London Fashion Week: Men’s is undergoing a revamp. The branding switch was announced in an article by The Business of Fashion, revealing that it’d teamed up with young agency Superimpose Studio, who’d previously worked with the likes of adidas Originals, Burberry and Childish Gambino, to name a few.
“Brands usually come to us because they need an injection of life,” Superimpose’s Ollie Olanipekun told BoF. The two year plan is a gradual rollout but, more importantly, a small admittance that perhaps LFW:M did need to catch up to the array of young designers it hosts. More than anything, it signals that there is the potential to do more with the event with some left-field thinking.
Potential is a word often connected with London’s fashion scene. With sponsorships and grants that are geared towards the first few seasons of a designer’s lifespan, this leads to designers who come racing out of the gate and then have the rug pulled from underneath them as their funding comes to an end.
The cycle has been repeated so often that there’s now a clear track for a London designer going down this well-trodden path.
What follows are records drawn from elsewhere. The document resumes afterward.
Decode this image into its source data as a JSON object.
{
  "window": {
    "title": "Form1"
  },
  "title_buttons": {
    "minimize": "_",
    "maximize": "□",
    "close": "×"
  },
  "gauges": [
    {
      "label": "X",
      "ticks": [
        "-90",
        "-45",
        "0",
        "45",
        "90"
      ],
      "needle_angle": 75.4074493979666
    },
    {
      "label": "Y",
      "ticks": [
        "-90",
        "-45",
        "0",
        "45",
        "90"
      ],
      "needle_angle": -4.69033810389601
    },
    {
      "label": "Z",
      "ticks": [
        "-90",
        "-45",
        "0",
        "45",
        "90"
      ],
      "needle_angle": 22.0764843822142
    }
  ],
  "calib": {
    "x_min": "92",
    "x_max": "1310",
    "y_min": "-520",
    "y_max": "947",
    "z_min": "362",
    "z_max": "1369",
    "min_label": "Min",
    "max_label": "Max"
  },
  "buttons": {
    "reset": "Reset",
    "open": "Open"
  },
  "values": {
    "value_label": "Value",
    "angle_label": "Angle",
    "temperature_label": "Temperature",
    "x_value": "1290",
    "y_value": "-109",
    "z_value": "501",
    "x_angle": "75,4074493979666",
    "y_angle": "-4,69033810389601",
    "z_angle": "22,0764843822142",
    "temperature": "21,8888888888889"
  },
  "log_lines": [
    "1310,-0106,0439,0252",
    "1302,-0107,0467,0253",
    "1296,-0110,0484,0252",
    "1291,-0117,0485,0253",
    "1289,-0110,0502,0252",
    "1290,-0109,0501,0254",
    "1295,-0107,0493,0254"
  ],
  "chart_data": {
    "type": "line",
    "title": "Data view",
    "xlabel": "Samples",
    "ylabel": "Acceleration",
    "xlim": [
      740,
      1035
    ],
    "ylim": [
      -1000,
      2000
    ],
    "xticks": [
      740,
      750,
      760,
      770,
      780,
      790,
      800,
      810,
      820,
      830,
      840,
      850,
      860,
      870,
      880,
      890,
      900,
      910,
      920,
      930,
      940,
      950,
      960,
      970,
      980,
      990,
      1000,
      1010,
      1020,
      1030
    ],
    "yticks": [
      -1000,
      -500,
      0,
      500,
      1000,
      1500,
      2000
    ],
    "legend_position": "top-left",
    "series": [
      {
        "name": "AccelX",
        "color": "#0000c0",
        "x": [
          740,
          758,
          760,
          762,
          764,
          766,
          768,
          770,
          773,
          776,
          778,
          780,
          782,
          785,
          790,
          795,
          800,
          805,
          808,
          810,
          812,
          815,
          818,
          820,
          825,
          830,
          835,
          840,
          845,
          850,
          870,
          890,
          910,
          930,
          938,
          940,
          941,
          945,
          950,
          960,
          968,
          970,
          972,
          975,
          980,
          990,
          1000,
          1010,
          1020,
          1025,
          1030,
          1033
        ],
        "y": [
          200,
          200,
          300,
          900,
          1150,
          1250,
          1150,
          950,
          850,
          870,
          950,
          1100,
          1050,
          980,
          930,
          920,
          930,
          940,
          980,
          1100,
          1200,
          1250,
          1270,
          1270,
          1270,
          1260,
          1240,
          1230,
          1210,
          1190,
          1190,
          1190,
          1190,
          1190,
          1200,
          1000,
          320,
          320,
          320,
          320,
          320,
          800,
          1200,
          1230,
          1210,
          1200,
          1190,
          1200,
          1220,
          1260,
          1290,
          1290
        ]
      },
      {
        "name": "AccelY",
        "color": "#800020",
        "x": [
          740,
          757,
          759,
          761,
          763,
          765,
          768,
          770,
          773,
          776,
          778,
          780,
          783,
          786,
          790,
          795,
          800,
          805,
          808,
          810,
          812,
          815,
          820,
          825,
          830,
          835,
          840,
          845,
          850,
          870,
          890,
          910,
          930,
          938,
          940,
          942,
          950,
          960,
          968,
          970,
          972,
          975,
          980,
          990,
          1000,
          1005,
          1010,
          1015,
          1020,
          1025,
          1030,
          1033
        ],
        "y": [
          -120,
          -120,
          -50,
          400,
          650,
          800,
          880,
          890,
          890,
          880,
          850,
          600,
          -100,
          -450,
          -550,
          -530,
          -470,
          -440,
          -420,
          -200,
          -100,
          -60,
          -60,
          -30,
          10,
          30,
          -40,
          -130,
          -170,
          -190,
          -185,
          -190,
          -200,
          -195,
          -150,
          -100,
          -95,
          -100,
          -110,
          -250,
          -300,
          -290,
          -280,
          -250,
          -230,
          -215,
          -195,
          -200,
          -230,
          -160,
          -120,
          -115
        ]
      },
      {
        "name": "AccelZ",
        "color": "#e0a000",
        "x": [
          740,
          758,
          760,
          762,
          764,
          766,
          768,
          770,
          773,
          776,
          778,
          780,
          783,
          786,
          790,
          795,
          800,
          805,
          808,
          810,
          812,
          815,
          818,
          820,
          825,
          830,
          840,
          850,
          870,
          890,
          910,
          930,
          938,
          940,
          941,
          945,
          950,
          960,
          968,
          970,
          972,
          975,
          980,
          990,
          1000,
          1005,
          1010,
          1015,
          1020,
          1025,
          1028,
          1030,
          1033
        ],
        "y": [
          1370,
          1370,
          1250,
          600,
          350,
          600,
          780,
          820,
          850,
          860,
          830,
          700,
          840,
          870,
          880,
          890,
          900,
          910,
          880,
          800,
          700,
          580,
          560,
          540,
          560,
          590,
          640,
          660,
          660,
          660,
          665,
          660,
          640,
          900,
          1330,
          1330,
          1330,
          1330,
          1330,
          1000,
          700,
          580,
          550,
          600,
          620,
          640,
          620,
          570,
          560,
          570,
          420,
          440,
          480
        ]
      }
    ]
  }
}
There’s usually a few unexpected collaborations for a season or two and then a fledgling sportswear brand swoops in and sponsors the designer’s entire show, forcing them to become second billing in their own collection. Typically the next step is to work for an established house, folding their own label and avoiding the stresses and pitfalls of being a young designer. It was a scenario that repeated itself a few times this season, albeit with slight variations.
But there are instances when that potential is realized. Craig Green and Martine Rose are current stalwarts of LFW:M, bringing a plethora of press and buyers to each of their shows. Green held this season’s show once again in the Vault, the original Billingsgate Fish Market, this time making the runway a mirrored floor that made the space look like something out of a Stanley Kubrick film.
Rose, meanwhile, went to a rather typical ‘80s office building to pay homage to ‘80s subculture and speak about Britain’s current mess of a political scene via clowns next to a ‘promising Britain’ slogan. Rose explained the direction by saying, “I did lots of cartoon prints and clowns that feel sort of playful but sinister as well, because there is something laughable about what’s happening, but also absolutely terrifying.” It’s taken longer than it should’ve considering her design skill, but Rose is now clearly ensconced as one of London’s premier names.
Other clear standouts were Kiko Kostadinov, Nicholas Daley and Paria Farzaneh, each of which staged attention-grabbing shows. The latter hosted a runway show/gig, with musical group Sons of Kemet taking part in the runway one by one, gradually building the music until there was a full-on concert that saw the likes of actor Riz Ahmed enthusiastically joining in the festivities. It was the kind of scene that invited the often spoiled attendees to look beyond the narrow purview of fashion with no real-world context and instead made the clothes part of people’s everyday lives.
Elsewhere, Bianca Saunders and Ahluwalia Studio showed clear signs of promise. It’s unfair to judge designers fresh from University by the same standards as those with shoe collaborations and several stockists under their belt, but there’s a clear overarching story — be it exploring sustainability or male identity — to both these designers collections that shows how both will be a talent to watch in the future.
Returning to prominence were Lou Dalton, Chayalan and Michiko Koshino. Dalton’s penchant for relatively understated design meant that she was lost in the shuffle when logomania and streetwear took over. But with the pendulum gradually swinging away from that, she’s regained admirers while Chalayan and Michiko Koshino showed that London isn’t just a constant stream of newness.
The collection of names who showed their collections this season displayed that there’s more than enough talent in London to make it an exciting and varied event, but overall it still felt slightly bloated at three and a half days long, with a group of designers who either didn’t need a runway show or didn’t warrant one.
LFW:M has been teetering on the brink for a while, with the persistent rumor that it will come to an end never quite leaving people’s minds. The problem HYPEBEAST had with last season — that the event itself was out of step with the designers on show — still persisted, but it became clear that steps were being made to address that. This season showed that there is potential for it be truly relevant again. Whether it actually happens remains to be seen.